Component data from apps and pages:
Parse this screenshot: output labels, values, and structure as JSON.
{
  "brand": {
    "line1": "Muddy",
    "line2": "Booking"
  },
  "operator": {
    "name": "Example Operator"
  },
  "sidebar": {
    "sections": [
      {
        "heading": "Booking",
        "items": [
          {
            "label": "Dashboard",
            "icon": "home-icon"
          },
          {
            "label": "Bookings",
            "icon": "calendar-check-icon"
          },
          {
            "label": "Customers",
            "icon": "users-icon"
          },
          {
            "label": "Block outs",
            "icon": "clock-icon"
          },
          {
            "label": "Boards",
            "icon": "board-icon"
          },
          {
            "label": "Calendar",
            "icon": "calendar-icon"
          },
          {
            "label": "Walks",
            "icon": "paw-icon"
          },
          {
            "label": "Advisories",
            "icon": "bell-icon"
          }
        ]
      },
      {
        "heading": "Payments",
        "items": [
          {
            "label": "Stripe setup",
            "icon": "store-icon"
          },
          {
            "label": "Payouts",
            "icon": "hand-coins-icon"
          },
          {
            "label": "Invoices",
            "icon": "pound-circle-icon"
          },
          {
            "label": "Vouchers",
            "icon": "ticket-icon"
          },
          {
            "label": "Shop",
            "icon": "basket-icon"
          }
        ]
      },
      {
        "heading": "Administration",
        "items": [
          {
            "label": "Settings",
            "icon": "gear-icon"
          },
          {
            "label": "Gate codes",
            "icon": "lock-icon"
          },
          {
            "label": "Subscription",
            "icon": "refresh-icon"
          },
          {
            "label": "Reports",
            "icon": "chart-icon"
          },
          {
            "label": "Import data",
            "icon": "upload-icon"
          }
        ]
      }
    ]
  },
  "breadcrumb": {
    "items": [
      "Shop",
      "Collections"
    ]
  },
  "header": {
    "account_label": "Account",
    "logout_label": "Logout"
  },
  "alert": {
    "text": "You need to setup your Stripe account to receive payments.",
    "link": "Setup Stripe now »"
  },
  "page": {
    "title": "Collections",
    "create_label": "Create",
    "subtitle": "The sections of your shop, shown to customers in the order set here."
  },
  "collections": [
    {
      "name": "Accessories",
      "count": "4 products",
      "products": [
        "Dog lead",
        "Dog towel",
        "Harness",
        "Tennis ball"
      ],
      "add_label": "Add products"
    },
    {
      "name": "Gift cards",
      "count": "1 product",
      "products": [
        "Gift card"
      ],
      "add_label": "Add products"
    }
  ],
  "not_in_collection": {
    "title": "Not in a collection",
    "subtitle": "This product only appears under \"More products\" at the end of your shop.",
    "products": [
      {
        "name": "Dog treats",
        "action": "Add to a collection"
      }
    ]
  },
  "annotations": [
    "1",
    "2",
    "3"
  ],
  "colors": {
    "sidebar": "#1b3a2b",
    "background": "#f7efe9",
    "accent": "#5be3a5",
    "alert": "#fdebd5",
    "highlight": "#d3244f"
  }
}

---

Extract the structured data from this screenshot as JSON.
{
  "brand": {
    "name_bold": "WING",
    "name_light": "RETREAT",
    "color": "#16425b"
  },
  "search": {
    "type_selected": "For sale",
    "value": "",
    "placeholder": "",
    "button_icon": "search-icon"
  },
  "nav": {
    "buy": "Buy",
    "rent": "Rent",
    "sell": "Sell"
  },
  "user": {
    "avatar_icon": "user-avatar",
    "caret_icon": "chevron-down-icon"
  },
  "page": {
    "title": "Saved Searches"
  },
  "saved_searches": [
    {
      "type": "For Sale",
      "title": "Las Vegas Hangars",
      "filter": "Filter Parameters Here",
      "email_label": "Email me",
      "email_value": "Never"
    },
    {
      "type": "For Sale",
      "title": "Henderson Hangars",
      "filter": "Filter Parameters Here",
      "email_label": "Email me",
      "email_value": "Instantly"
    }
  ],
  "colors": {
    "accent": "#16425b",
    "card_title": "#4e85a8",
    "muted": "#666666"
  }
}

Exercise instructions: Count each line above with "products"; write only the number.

Solution: 7